The Bottom Line / Close to my heart
"There's no budget," Benjamin Netanyahu announced dramatically Wednesday night.
"There's no budget," Benjamin Netanyahu announced dramatically Wednesday night. "Likud MKs acted responsibly, but the lack of responsibility on the part of the coalition partners has ripped apart the budget by over NIS 2 billion ... I was willing to swallow NIS 1 billion for purposes that touched my heart, such as education, health and the chief scientist, but I am not willing to hand out an additional NIS 1 billion for coalition extravagance."
This sounds like straight talk from a courageous leader. But is this really the case? Was the budget managed correctly? In past years, it was the accepted practice to fork out some NIS 400-NIS 500 million in hush money to MKs in order to win their vote for the budget.
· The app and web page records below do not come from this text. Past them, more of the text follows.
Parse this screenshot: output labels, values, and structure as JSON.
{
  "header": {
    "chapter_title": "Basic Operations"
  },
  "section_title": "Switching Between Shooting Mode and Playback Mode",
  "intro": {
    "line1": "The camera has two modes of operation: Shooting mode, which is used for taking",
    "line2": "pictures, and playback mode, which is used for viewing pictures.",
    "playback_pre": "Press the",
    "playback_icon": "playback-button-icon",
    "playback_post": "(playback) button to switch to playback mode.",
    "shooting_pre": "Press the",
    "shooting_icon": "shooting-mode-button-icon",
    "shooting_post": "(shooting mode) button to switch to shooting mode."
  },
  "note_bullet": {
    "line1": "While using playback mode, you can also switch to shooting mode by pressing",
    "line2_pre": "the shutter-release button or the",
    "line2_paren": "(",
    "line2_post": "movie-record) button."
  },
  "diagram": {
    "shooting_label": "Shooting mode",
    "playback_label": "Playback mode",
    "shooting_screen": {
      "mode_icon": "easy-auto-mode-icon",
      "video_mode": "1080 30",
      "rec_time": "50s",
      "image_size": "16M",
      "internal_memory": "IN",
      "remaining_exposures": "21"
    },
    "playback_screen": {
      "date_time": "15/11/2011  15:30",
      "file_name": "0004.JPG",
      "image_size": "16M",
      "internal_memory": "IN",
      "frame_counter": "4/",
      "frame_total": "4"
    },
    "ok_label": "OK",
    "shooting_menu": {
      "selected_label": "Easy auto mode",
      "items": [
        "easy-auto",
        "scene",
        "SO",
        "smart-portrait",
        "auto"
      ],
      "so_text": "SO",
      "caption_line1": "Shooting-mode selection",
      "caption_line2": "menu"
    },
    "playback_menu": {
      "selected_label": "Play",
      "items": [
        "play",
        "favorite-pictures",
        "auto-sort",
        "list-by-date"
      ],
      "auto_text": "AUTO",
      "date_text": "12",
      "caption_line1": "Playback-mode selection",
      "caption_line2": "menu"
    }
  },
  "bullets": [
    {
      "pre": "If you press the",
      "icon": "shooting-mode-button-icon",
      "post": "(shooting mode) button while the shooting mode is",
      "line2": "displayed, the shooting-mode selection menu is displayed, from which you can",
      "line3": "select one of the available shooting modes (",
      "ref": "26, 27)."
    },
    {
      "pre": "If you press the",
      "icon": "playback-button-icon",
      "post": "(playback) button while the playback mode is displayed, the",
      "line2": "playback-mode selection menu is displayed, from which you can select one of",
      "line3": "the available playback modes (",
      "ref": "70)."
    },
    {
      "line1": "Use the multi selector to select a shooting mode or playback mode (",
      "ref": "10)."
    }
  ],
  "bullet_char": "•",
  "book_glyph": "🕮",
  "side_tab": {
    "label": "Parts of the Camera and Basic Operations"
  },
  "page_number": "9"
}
About half of this amount was earmarked for "special funds" (ksafim yihudi'im) for the ultra-Orthodox parties. During Silvan Shalom's term as finance minister, these special funds were included in the regular budget (which doesn't prevent the ultra-Orthodox from continuing to submit new demands).
Increasing the amount of "hush money" to NIS 1 billion is a turn for the worse. And anyway, who appointed Netanyahu to be the judge of good taste? What does it mean that he agrees to expand the budget for "purposes that touch his heart?" Maybe members of Shas or Shinui also have goals that "touch their hearts"? After all, Netanyahu does not have a private cash register from which to distribute money according to what "touches his heart."
The behavior of treasury budgets directory Uri Yogev is also not clear. How is it that he presents the government with a plan to cut about NIS 1.4 billion from the education budget, but then agrees to restore half of this cut in negotiations with the Education Ministry that were concluded three weeks ago? Which is not correct - the NIS 1.4 billion or the NIS 700 million?
Netanyahu and Yogev must understand that if they agreed to transfer NIS 1 billion for purposes "close to their hearts," this means that all of the reserves (NIS 1.5 billion) are in danger: What difference is there (from the MKs' perspective) between NIS 1 billion and NIS 1.5 billion?
We cannot rely on the theory that the treasury anticipated the last-minute budget haggling and included items that were already earmarked for compromise. The treasury likes to spin these fables so that people will think that there is some sophisticated strategy at play. But the truth is that the treasury had every intention of sticking by everything written in the original budget proposal approved by the cabinet. Therefore, if another NIS 700 million needs to be cut from the education budget, the treasury has failed.
The finance minister does not need to decide what is "close to his heart." Instead, he should allocate about NIS 400 million for all of the MKs' demands - without making value judgments. The MKs have political constraints and constituencies that sent them to the parliament, and without some "achievements" by members of the Finance Committee during the day of the budget vote, they will not win reelection. This is why it's impossible for us to pass a budget without the "close to my heart" idea.
Netanyahu gives the impression of someone who is not overly concerned by starting the new year without an approved budget. But the truth is that this is a bad sign for the economy, for Israel's credit rating, and for the level of seriousness with which we are regarded in the world at large.